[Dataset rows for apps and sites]
▽

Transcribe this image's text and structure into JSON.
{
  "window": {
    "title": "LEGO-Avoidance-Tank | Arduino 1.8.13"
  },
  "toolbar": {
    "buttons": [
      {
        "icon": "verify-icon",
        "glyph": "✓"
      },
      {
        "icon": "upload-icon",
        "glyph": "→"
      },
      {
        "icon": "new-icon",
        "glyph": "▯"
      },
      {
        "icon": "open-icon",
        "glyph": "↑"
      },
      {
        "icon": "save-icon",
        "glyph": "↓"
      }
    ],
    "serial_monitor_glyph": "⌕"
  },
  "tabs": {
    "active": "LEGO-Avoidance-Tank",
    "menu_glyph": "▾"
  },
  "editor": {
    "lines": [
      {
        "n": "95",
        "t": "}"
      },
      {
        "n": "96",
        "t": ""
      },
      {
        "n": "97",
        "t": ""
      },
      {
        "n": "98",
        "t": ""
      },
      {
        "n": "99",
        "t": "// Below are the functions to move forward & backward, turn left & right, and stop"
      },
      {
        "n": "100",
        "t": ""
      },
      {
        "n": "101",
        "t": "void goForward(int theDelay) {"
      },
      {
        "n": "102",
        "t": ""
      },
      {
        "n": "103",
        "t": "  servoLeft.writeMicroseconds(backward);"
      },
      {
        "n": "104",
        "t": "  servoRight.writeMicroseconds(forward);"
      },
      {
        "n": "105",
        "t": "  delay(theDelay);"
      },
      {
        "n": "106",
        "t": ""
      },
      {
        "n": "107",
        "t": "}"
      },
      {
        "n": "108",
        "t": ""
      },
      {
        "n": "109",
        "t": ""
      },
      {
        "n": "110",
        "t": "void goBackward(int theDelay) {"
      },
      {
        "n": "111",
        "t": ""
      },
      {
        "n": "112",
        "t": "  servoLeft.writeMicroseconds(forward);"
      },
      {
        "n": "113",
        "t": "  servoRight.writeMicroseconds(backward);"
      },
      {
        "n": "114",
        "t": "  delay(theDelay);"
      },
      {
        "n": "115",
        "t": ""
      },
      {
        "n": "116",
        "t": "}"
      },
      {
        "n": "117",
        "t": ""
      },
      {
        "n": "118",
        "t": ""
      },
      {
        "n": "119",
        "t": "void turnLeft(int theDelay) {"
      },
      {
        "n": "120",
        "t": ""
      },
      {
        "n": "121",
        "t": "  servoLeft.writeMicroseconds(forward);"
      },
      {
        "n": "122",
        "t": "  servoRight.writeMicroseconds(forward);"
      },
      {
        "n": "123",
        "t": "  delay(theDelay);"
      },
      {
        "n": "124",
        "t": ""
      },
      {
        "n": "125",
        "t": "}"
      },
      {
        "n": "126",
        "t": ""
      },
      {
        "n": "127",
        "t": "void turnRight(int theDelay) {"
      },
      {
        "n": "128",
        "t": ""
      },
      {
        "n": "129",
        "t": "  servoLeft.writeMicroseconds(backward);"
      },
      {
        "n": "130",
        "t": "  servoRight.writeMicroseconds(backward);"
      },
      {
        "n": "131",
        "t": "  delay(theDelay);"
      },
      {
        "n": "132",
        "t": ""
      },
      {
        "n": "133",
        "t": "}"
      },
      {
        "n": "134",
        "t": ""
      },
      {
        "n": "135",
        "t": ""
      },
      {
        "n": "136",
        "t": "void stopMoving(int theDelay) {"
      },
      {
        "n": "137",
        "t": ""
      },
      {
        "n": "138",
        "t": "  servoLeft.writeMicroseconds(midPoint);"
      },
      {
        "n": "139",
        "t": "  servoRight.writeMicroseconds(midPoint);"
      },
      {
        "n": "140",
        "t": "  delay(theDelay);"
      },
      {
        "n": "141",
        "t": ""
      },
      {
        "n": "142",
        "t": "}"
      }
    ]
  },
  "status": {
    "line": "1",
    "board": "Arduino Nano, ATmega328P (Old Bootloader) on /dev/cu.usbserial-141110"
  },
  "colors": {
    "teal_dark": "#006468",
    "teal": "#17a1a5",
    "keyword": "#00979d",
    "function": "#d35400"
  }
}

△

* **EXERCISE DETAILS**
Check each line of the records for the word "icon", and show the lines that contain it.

* **EXERCISE SOLUTION**
        "icon": "verify-icon",
        "icon": "upload-icon",
        "icon": "new-icon",
        "icon": "open-icon",
        "icon": "save-icon",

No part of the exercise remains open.